> [DATASET RECORDS]:
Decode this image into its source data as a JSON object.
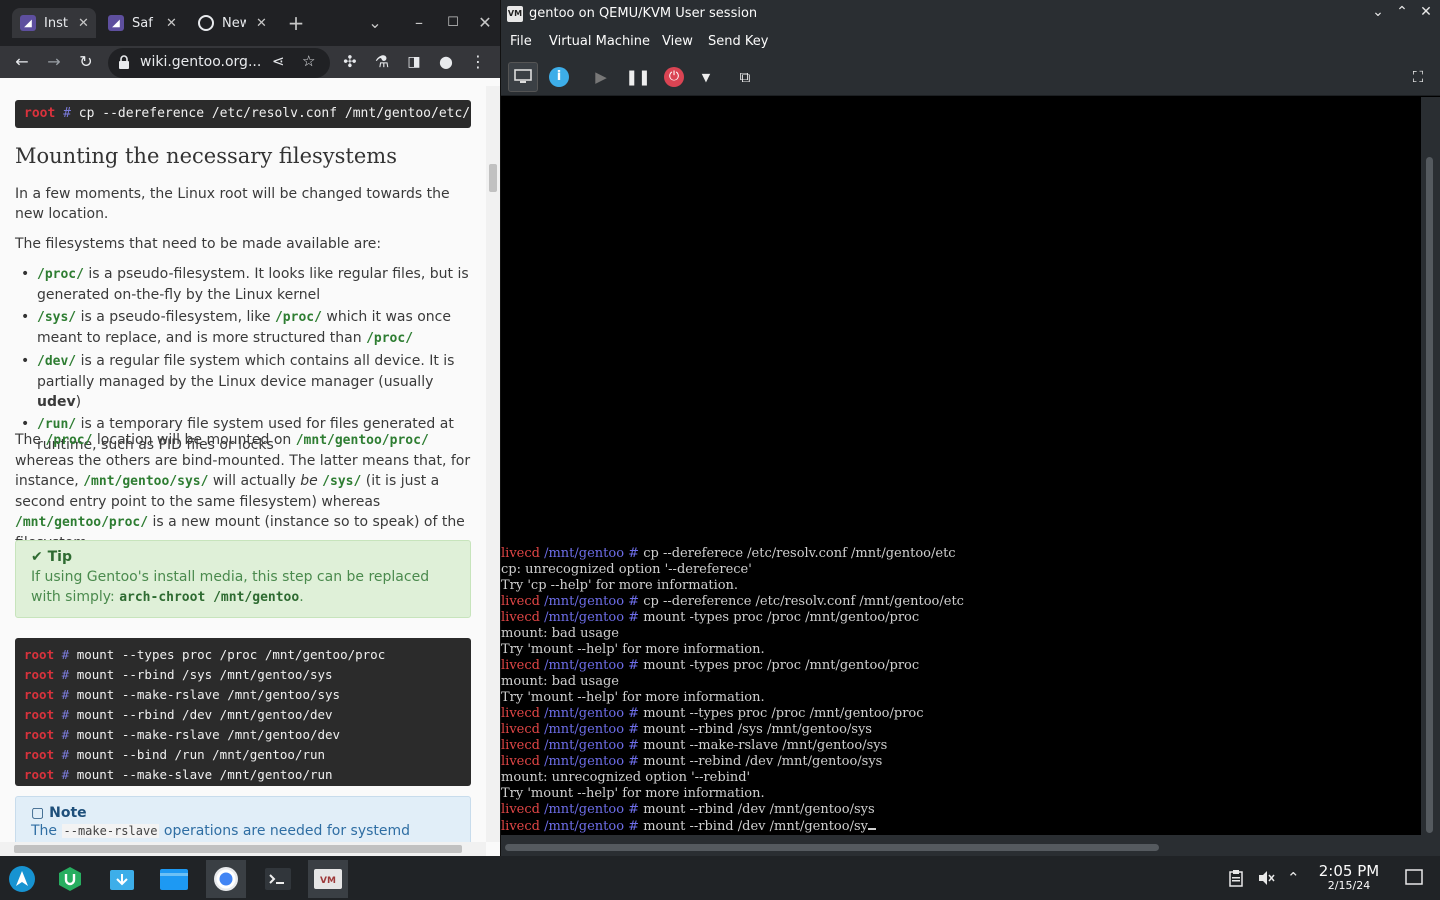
{
  "browser": {
    "tabs": [
      {
        "label": "Inst",
        "active": true
      },
      {
        "label": "Saf",
        "active": false
      },
      {
        "label": "New",
        "active": false
      }
    ],
    "url": "wiki.gentoo.org...",
    "content": {
      "code_line1": {
        "prompt": "root",
        "hash": "#",
        "cmd": "cp --dereference /etc/resolv.conf /mnt/gentoo/etc/"
      },
      "heading": "Mounting the necessary filesystems",
      "intro": "In a few moments, the Linux root will be changed towards the new location.",
      "fs_intro": "The filesystems that need to be made available are:",
      "items": [
        {
          "path": "/proc/",
          "text": " is a pseudo-filesystem. It looks like regular files, but is generated on-the-fly by the Linux kernel"
        },
        {
          "path": "/sys/",
          "text": " is a pseudo-filesystem, like ",
          "path2": "/proc/",
          "text2": " which it was once meant to replace, and is more structured than ",
          "path3": "/proc/"
        },
        {
          "path": "/dev/",
          "text": " is a regular file system which contains all device. It is partially managed by the Linux device manager (usually ",
          "bold": "udev",
          "text2": ")"
        },
        {
          "path": "/run/",
          "text": " is a temporary file system used for files generated at runtime, such as PID files or locks"
        }
      ],
      "para2": {
        "a": "The ",
        "p1": "/proc/",
        "b": " location will be mounted on ",
        "p2": "/mnt/gentoo/proc/",
        "c": " whereas the others are bind-mounted. The latter means that, for instance, ",
        "p3": "/mnt/gentoo/sys/",
        "d": " will actually ",
        "em": "be",
        "e": " ",
        "p4": "/sys/",
        "f": " (it is just a second entry point to the same filesystem) whereas ",
        "p5": "/mnt/gentoo/proc/",
        "g": " is a new mount (instance so to speak) of the filesystem."
      },
      "tip": {
        "title": "Tip",
        "text": "If using Gentoo's install media, this step can be replaced with simply: ",
        "cmd": "arch-chroot /mnt/gentoo",
        "end": "."
      },
      "code_block": {
        "prompt": "root",
        "hash": "#",
        "lines": [
          "mount --types proc /proc /mnt/gentoo/proc",
          "mount --rbind /sys /mnt/gentoo/sys",
          "mount --make-rslave /mnt/gentoo/sys",
          "mount --rbind /dev /mnt/gentoo/dev",
          "mount --make-rslave /mnt/gentoo/dev",
          "mount --bind /run /mnt/gentoo/run",
          "mount --make-slave /mnt/gentoo/run"
        ]
      },
      "note": {
        "title": "Note",
        "a": "The ",
        "code": "--make-rslave",
        "b": " operations are needed for systemd"
      }
    }
  },
  "vm": {
    "title": "gentoo on QEMU/KVM User session",
    "menu": [
      "File",
      "Virtual Machine",
      "View",
      "Send Key"
    ],
    "terminal": {
      "host": "livecd",
      "dir": "/mnt/gentoo",
      "hash": "#",
      "lines": [
        {
          "prompt": true,
          "text": "cp --dereferece /etc/resolv.conf /mnt/gentoo/etc"
        },
        {
          "prompt": false,
          "text": "cp: unrecognized option '--dereferece'"
        },
        {
          "prompt": false,
          "text": "Try 'cp --help' for more information."
        },
        {
          "prompt": true,
          "text": "cp --dereference /etc/resolv.conf /mnt/gentoo/etc"
        },
        {
          "prompt": true,
          "text": "mount -types proc /proc /mnt/gentoo/proc"
        },
        {
          "prompt": false,
          "text": "mount: bad usage"
        },
        {
          "prompt": false,
          "text": "Try 'mount --help' for more information."
        },
        {
          "prompt": true,
          "text": "mount -types proc /proc /mnt/gentoo/proc"
        },
        {
          "prompt": false,
          "text": "mount: bad usage"
        },
        {
          "prompt": false,
          "text": "Try 'mount --help' for more information."
        },
        {
          "prompt": true,
          "text": "mount --types proc /proc /mnt/gentoo/proc"
        },
        {
          "prompt": true,
          "text": "mount --rbind /sys /mnt/gentoo/sys"
        },
        {
          "prompt": true,
          "text": "mount --make-rslave /mnt/gentoo/sys"
        },
        {
          "prompt": true,
          "text": "mount --rebind /dev /mnt/gentoo/sys"
        },
        {
          "prompt": false,
          "text": "mount: unrecognized option '--rebind'"
        },
        {
          "prompt": false,
          "text": "Try 'mount --help' for more information."
        },
        {
          "prompt": true,
          "text": "mount --rbind /dev /mnt/gentoo/sys"
        },
        {
          "prompt": true,
          "text": "mount --rbind /dev /mnt/gentoo/sy",
          "cursor": true
        }
      ]
    }
  },
  "taskbar": {
    "time": "2:05 PM",
    "date": "2/15/24"
  },
  "colors": {
    "prompt_red": "#e24646",
    "prompt_blue": "#6d6de8",
    "wiki_green": "#2e7d32"
  }
}
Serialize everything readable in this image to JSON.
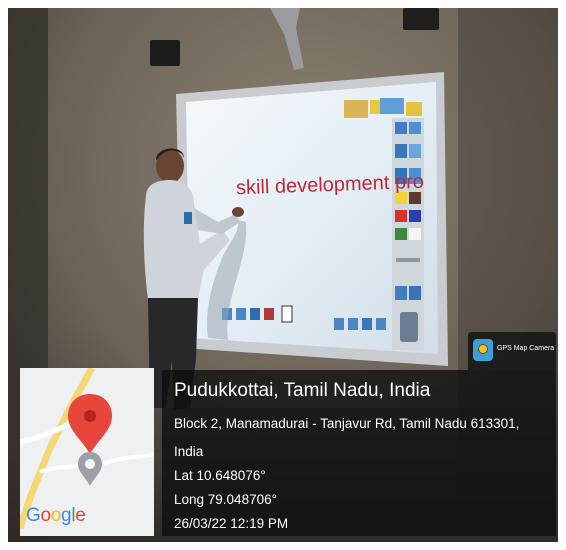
{
  "photo": {
    "board_text": "skill development pro"
  },
  "gps_badge": {
    "label": "GPS Map Camera"
  },
  "map": {
    "brand": "Google",
    "brand_letters": [
      "G",
      "o",
      "o",
      "g",
      "l",
      "e"
    ],
    "brand_colors": [
      "#4285F4",
      "#EA4335",
      "#FBBC05",
      "#4285F4",
      "#34A853",
      "#EA4335"
    ],
    "pin_color": "#E8453C"
  },
  "location": {
    "place": "Pudukkottai, Tamil Nadu, India",
    "address_line_1": "Block 2, Manamadurai - Tanjavur Rd, Tamil Nadu 613301,",
    "address_line_2": "India",
    "latitude": "Lat 10.648076°",
    "longitude": "Long 79.048706°",
    "datetime": "26/03/22 12:19 PM"
  }
}
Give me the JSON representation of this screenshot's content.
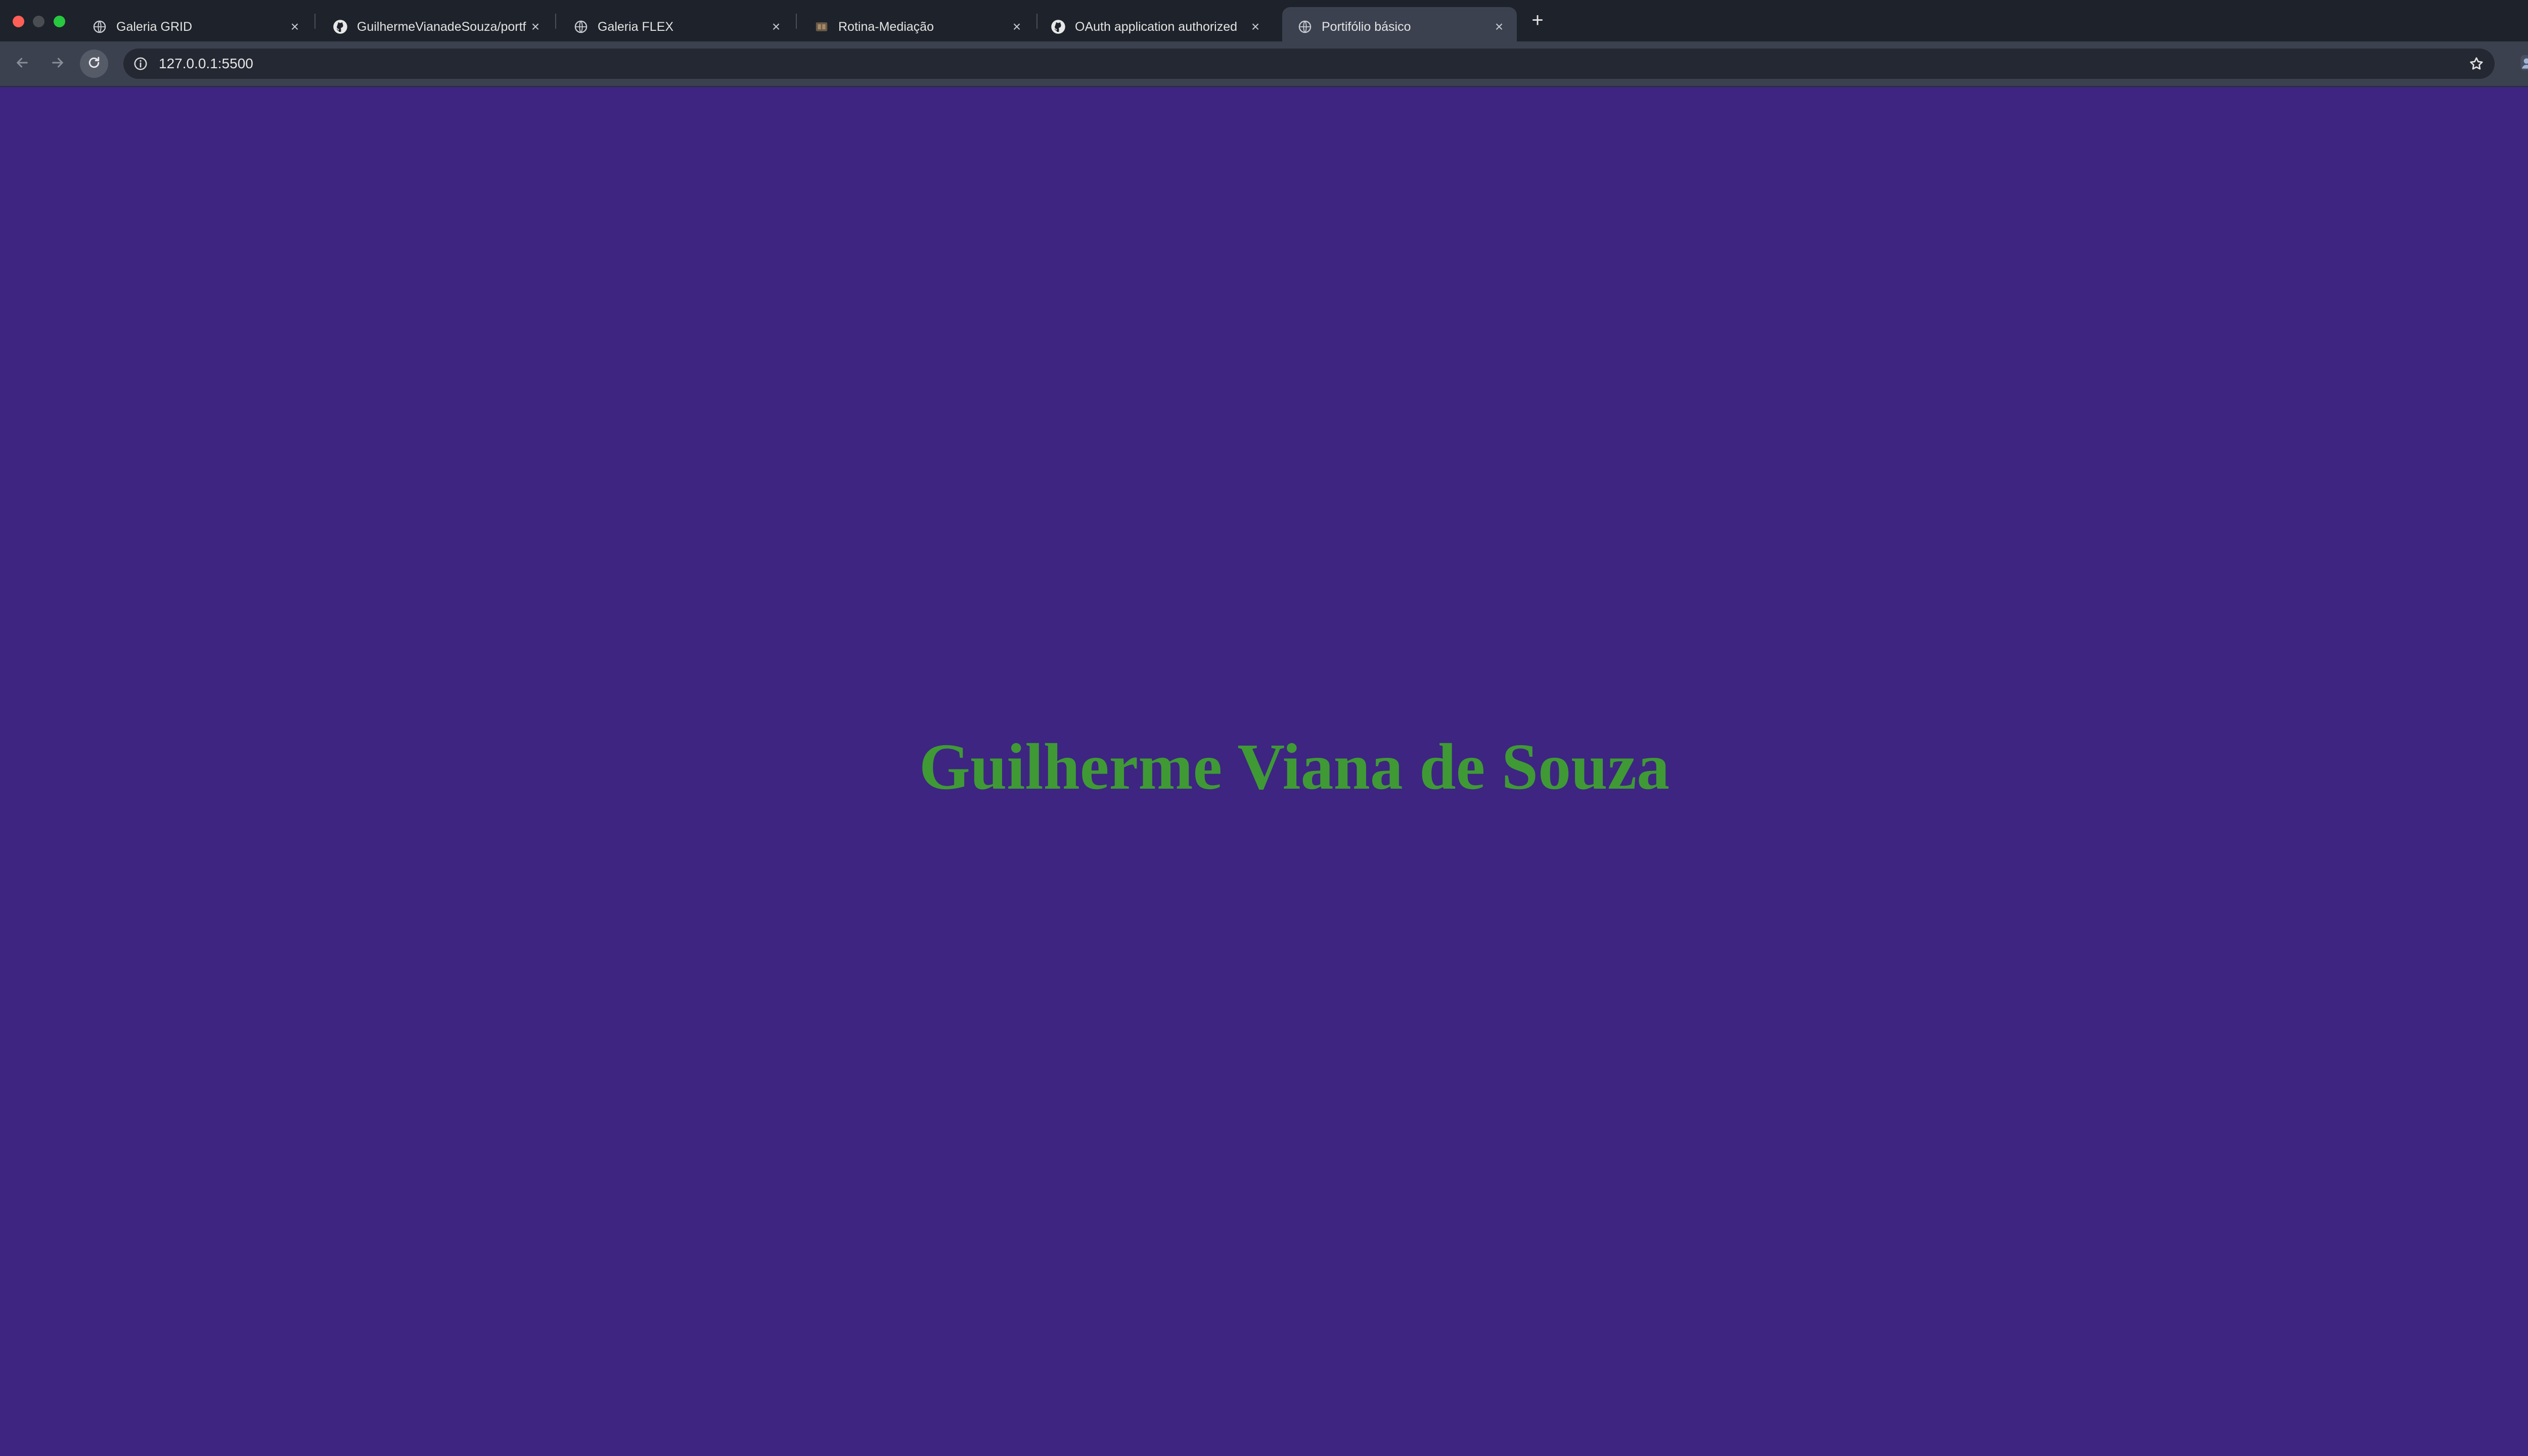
{
  "browser": {
    "tabs": [
      {
        "label": "Galeria GRID",
        "icon": "globe-icon",
        "active": false
      },
      {
        "label": "GuilhermeVianadeSouza/portf",
        "icon": "github-icon",
        "active": false
      },
      {
        "label": "Galeria FLEX",
        "icon": "globe-icon",
        "active": false
      },
      {
        "label": "Rotina-Mediação",
        "icon": "app-icon",
        "active": false
      },
      {
        "label": "OAuth application authorized",
        "icon": "github-icon",
        "active": false
      },
      {
        "label": "Portifólio básico",
        "icon": "globe-icon",
        "active": true
      }
    ],
    "new_tab_label": "+",
    "address": "127.0.0.1:5500"
  },
  "page": {
    "heading": "Guilherme Viana de Souza",
    "background_color": "#3d2581",
    "heading_color": "#3f9a35"
  }
}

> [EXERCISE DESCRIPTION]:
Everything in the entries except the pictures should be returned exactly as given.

> [SOLUTION TO THIS TASK]:
Decode this image into its source data as a JSON object.
{
  "browser": {
    "tabs": [
      {
        "label": "Inst",
        "active": true
      },
      {
        "label": "Saf",
        "active": false
      },
      {
        "label": "New",
        "active": false
      }
    ],
    "url": "wiki.gentoo.org...",
    "content": {
      "code_line1": {
        "prompt": "root",
        "hash": "#",
        "cmd": "cp --dereference /etc/resolv.conf /mnt/gentoo/etc/"
      },
      "heading": "Mounting the necessary filesystems",
      "intro": "In a few moments, the Linux root will be changed towards the new location.",
      "fs_intro": "The filesystems that need to be made available are:",
      "items": [
        {
          "path": "/proc/",
          "text": " is a pseudo-filesystem. It looks like regular files, but is generated on-the-fly by the Linux kernel"
        },
        {
          "path": "/sys/",
          "text": " is a pseudo-filesystem, like ",
          "path2": "/proc/",
          "text2": " which it was once meant to replace, and is more structured than ",
          "path3": "/proc/"
        },
        {
          "path": "/dev/",
          "text": " is a regular file system which contains all device. It is partially managed by the Linux device manager (usually ",
          "bold": "udev",
          "text2": ")"
        },
        {
          "path": "/run/",
          "text": " is a temporary file system used for files generated at runtime, such as PID files or locks"
        }
      ],
      "para2": {
        "a": "The ",
        "p1": "/proc/",
        "b": " location will be mounted on ",
        "p2": "/mnt/gentoo/proc/",
        "c": " whereas the others are bind-mounted. The latter means that, for instance, ",
        "p3": "/mnt/gentoo/sys/",
        "d": " will actually ",
        "em": "be",
        "e": " ",
        "p4": "/sys/",
        "f": " (it is just a second entry point to the same filesystem) whereas ",
        "p5": "/mnt/gentoo/proc/",
        "g": " is a new mount (instance so to speak) of the filesystem."
      },
      "tip": {
        "title": "Tip",
        "text": "If using Gentoo's install media, this step can be replaced with simply: ",
        "cmd": "arch-chroot /mnt/gentoo",
        "end": "."
      },
      "code_block": {
        "prompt": "root",
        "hash": "#",
        "lines": [
          "mount --types proc /proc /mnt/gentoo/proc",
          "mount --rbind /sys /mnt/gentoo/sys",
          "mount --make-rslave /mnt/gentoo/sys",
          "mount --rbind /dev /mnt/gentoo/dev",
          "mount --make-rslave /mnt/gentoo/dev",
          "mount --bind /run /mnt/gentoo/run",
          "mount --make-slave /mnt/gentoo/run"
        ]
      },
      "note": {
        "title": "Note",
        "a": "The ",
        "code": "--make-rslave",
        "b": " operations are needed for systemd"
      }
    }
  },
  "vm": {
    "title": "gentoo on QEMU/KVM User session",
    "menu": [
      "File",
      "Virtual Machine",
      "View",
      "Send Key"
    ],
    "terminal": {
      "host": "livecd",
      "dir": "/mnt/gentoo",
      "hash": "#",
      "lines": [
        {
          "prompt": true,
          "text": "cp --dereferece /etc/resolv.conf /mnt/gentoo/etc"
        },
        {
          "prompt": false,
          "text": "cp: unrecognized option '--dereferece'"
        },
        {
          "prompt": false,
          "text": "Try 'cp --help' for more information."
        },
        {
          "prompt": true,
          "text": "cp --dereference /etc/resolv.conf /mnt/gentoo/etc"
        },
        {
          "prompt": true,
          "text": "mount -types proc /proc /mnt/gentoo/proc"
        },
        {
          "prompt": false,
          "text": "mount: bad usage"
        },
        {
          "prompt": false,
          "text": "Try 'mount --help' for more information."
        },
        {
          "prompt": true,
          "text": "mount -types proc /proc /mnt/gentoo/proc"
        },
        {
          "prompt": false,
          "text": "mount: bad usage"
        },
        {
          "prompt": false,
          "text": "Try 'mount --help' for more information."
        },
        {
          "prompt": true,
          "text": "mount --types proc /proc /mnt/gentoo/proc"
        },
        {
          "prompt": true,
          "text": "mount --rbind /sys /mnt/gentoo/sys"
        },
        {
          "prompt": true,
          "text": "mount --make-rslave /mnt/gentoo/sys"
        },
        {
          "prompt": true,
          "text": "mount --rebind /dev /mnt/gentoo/sys"
        },
        {
          "prompt": false,
          "text": "mount: unrecognized option '--rebind'"
        },
        {
          "prompt": false,
          "text": "Try 'mount --help' for more information."
        },
        {
          "prompt": true,
          "text": "mount --rbind /dev /mnt/gentoo/sys"
        },
        {
          "prompt": true,
          "text": "mount --rbind /dev /mnt/gentoo/sy",
          "cursor": true
        }
      ]
    }
  },
  "taskbar": {
    "time": "2:05 PM",
    "date": "2/15/24"
  },
  "colors": {
    "prompt_red": "#e24646",
    "prompt_blue": "#6d6de8",
    "wiki_green": "#2e7d32"
  }
}
Serialize everything readable in this image to JSON.
{
  "photo": {
    "board_text": "skill development pro"
  },
  "gps_badge": {
    "label": "GPS Map Camera"
  },
  "map": {
    "brand": "Google",
    "brand_letters": [
      "G",
      "o",
      "o",
      "g",
      "l",
      "e"
    ],
    "brand_colors": [
      "#4285F4",
      "#EA4335",
      "#FBBC05",
      "#4285F4",
      "#34A853",
      "#EA4335"
    ],
    "pin_color": "#E8453C"
  },
  "location": {
    "place": "Pudukkottai, Tamil Nadu, India",
    "address_line_1": "Block 2, Manamadurai - Tanjavur Rd, Tamil Nadu 613301,",
    "address_line_2": "India",
    "latitude": "Lat 10.648076°",
    "longitude": "Long 79.048706°",
    "datetime": "26/03/22 12:19 PM"
  }
}
Give me the JSON representation of this screenshot's content.
{
  "browser": {
    "tabs": [
      {
        "label": "Galeria GRID",
        "icon": "globe-icon",
        "active": false
      },
      {
        "label": "GuilhermeVianadeSouza/portf",
        "icon": "github-icon",
        "active": false
      },
      {
        "label": "Galeria FLEX",
        "icon": "globe-icon",
        "active": false
      },
      {
        "label": "Rotina-Mediação",
        "icon": "app-icon",
        "active": false
      },
      {
        "label": "OAuth application authorized",
        "icon": "github-icon",
        "active": false
      },
      {
        "label": "Portifólio básico",
        "icon": "globe-icon",
        "active": true
      }
    ],
    "new_tab_label": "+",
    "address": "127.0.0.1:5500"
  },
  "page": {
    "heading": "Guilherme Viana de Souza",
    "background_color": "#3d2581",
    "heading_color": "#3f9a35"
  }
}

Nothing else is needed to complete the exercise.